Rosehips have long been used to treat symptoms of the common cold. It's high iron and Vitamin C content are tremendous boosts to the immune system. Rosehips have also been used as a natural remedy for a variety of other health problems.
- Rosehips have been widely acclaimed to treat rheumatoid arthritis.
- The Vitamin C in Rosehips has been proved to lessen respiratory issues and prevent asthma.
- Antioxidants in rosehips have been shown to reduce high cholesterol levels.
- Antioxidants in rosehips help to prevent cancer.
- Rosehips can be used to treat diabetes and regulate blood sugar levels.
- Rosehips are a natural diuretic.
- Rosehip oil can be used to treat scars, acne, and burns.
- The Vitamin C in rosehips helps collagen production which is an import element in the structure of bones and body.
- Iron in rosehips produces red blood cells which oxygenates the body that is lost during menstruation
- Rosehips can be used to treat stomach disorders and prevents stomach irritation and ulcers.
Friday, September 19, 2014
I came across this website which has excellent ideas for cooking with matsutake mushrooms: matsutake chowder, roasted matsutakes, and matsutake tempura with ponzu sauce.
A couple more traditional Japanese dishes that you will enjoy.
Tuesday, September 9, 2014
Here is a great piece from the New York Times regarding urban foraging and "trespassing" on vacant lots to harvest tree fruit, berries, and wild edibles. It is my hope and dream that we can use our food resources for the collective good of society and not let them rot and go to waste. I pray that law enforcement and other positions of authority will see it the same way.
Tuesday, September 2, 2014

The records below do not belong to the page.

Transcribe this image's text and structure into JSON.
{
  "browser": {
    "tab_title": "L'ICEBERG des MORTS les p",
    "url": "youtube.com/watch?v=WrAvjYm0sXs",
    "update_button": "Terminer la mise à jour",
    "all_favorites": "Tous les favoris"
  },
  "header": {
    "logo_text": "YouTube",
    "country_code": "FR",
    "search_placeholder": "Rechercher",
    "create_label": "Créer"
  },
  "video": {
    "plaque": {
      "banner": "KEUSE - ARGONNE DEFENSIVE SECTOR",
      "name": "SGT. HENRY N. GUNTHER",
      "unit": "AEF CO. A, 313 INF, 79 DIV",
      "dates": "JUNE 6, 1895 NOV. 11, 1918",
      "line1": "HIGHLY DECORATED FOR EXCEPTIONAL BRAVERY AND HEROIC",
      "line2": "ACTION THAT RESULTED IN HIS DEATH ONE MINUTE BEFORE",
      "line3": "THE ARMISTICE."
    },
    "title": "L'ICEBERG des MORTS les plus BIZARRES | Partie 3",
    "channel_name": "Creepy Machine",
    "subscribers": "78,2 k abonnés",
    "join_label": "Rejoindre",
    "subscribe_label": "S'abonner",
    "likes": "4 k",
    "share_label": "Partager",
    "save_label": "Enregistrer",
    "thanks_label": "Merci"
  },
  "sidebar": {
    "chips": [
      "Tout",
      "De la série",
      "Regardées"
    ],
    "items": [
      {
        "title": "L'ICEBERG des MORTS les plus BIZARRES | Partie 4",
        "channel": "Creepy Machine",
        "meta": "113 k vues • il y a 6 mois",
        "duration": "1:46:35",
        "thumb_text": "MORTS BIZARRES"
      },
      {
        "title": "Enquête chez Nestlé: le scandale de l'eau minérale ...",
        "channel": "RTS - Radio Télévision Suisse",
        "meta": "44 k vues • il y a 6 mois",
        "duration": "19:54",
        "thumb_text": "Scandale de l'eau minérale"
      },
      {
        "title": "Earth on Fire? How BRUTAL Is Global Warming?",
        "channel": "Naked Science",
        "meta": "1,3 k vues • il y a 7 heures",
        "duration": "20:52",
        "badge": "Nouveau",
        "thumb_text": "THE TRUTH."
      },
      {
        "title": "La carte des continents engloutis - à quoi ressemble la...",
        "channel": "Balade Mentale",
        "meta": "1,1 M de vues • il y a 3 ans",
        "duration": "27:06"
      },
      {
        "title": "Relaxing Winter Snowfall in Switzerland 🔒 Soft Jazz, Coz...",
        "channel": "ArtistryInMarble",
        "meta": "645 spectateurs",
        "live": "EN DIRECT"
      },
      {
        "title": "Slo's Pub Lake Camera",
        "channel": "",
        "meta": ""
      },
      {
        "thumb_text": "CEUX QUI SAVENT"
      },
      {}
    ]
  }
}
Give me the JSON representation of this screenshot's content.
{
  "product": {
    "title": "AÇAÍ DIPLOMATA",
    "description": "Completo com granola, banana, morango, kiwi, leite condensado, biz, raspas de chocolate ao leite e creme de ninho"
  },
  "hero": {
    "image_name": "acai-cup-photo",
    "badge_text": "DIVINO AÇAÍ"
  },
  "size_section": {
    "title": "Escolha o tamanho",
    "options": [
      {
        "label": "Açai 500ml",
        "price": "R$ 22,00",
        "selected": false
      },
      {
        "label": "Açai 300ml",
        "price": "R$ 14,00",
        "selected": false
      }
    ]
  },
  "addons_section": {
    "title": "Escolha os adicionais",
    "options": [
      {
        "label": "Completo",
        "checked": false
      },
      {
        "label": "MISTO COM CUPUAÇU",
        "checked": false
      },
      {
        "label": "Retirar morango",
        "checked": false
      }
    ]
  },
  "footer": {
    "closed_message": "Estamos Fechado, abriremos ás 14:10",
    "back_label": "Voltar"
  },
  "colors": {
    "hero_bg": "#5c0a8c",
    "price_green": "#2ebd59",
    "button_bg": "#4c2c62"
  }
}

Cooler temperatures are on the way and soon we will be entering the cold and flu season, As sad as this reality may be, there are a couple of wild plants that have been shown to fight flu and cold-like symptoms. The first of these is the elderberry. Elderberries contain large amounts of Vitamin A, B, antioxidants, and have more Vitamin C than oranges. WebMD reports:
Elderberry trees and bushes can be found growing wild along country roadsides, forest edges, and abandoned fields. Elderberries are easy to identify and usually fairly easy to harvest a lot of fruit.

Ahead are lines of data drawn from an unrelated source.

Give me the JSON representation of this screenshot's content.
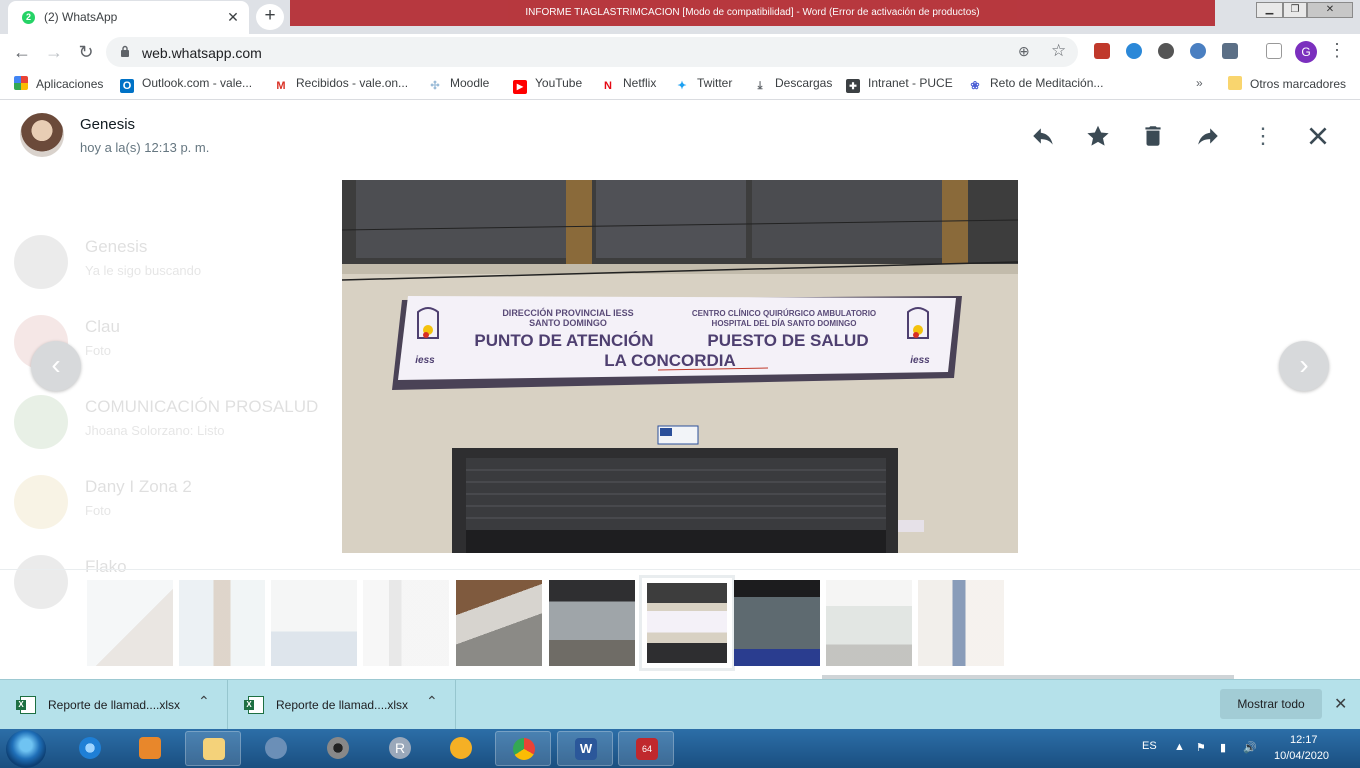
{
  "browser": {
    "tab_title": "(2) WhatsApp",
    "tab_badge": "2",
    "url": "web.whatsapp.com",
    "profile_initial": "G",
    "background_banner": "INFORME TIAGLASTRIMCACION  [Modo de compatibilidad] - Word (Error de activación de productos)"
  },
  "bookmarks": [
    {
      "label": "Aplicaciones",
      "icon": "apps-grid-icon",
      "color": "#ea4335"
    },
    {
      "label": "Outlook.com - vale...",
      "icon": "outlook-icon",
      "color": "#0072c6"
    },
    {
      "label": "Recibidos - vale.on...",
      "icon": "gmail-icon",
      "color": "#d93025"
    },
    {
      "label": "Moodle",
      "icon": "moodle-icon",
      "color": "#9bbcd8"
    },
    {
      "label": "YouTube",
      "icon": "youtube-icon",
      "color": "#ff0000"
    },
    {
      "label": "Netflix",
      "icon": "netflix-icon",
      "color": "#e50914"
    },
    {
      "label": "Twitter",
      "icon": "twitter-icon",
      "color": "#1da1f2"
    },
    {
      "label": "Descargas",
      "icon": "download-icon",
      "color": "#5f6368"
    },
    {
      "label": "Intranet - PUCE",
      "icon": "intranet-icon",
      "color": "#3c4043"
    },
    {
      "label": "Reto de Meditación...",
      "icon": "meditation-icon",
      "color": "#4c5fd5"
    },
    {
      "label": "Otros marcadores",
      "icon": "folder-icon",
      "color": "#f9d56e"
    }
  ],
  "viewer": {
    "sender_name": "Genesis",
    "sender_time": "hoy a la(s) 12:13 p. m.",
    "sign": {
      "org_left_line1": "DIRECCIÓN PROVINCIAL IESS",
      "org_left_line2": "SANTO DOMINGO",
      "org_right_line1": "CENTRO CLÍNICO QUIRÚRGICO AMBULATORIO",
      "org_right_line2": "HOSPITAL DEL DÍA SANTO DOMINGO",
      "title_left": "PUNTO DE ATENCIÓN",
      "title_right": "PUESTO DE SALUD",
      "location": "LA CONCORDIA",
      "logo_text": "iess"
    },
    "thumbnail_count": 10,
    "selected_thumbnail": 6
  },
  "background_chats": [
    {
      "name": "Genesis",
      "preview": "Ya le sigo buscando"
    },
    {
      "name": "Clau",
      "preview": "Foto"
    },
    {
      "name": "COMUNICACIÓN PROSALUD",
      "preview": "Jhoana Solorzano: Listo"
    },
    {
      "name": "Dany I Zona 2",
      "preview": "Foto"
    },
    {
      "name": "Flako",
      "preview": ""
    }
  ],
  "downloads": {
    "items": [
      {
        "name": "Reporte de llamad....xlsx"
      },
      {
        "name": "Reporte de llamad....xlsx"
      }
    ],
    "show_all_label": "Mostrar todo"
  },
  "taskbar": {
    "language": "ES",
    "time": "12:17",
    "date": "10/04/2020",
    "notification_badge": "64"
  }
}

"Studies have found that elderberry eases flu symptoms like fever, headache, sore throat, fatigue, cough, and body ache. The benefits seem to be greatest when started within 24 to 48 hours after the symptoms begin. One study found that elderberry could cut the duration of flu symptoms by more than 50%."
|Elderberry produces large, beautiful blossoms that also have many uses, including tea, wine, champagne, and can be used in cooking.|
|Elderberries do not ripen all at once. Here is an example of blossoms next-to green elderberries next-to almost ripe greyish-purple berries.|
|Fully ripe, ready to harvest elderberries. Here's a tip: Wait to harvest until after the first frost. This will bring out the natural sugars in the berry and result in an even better tasting final product.|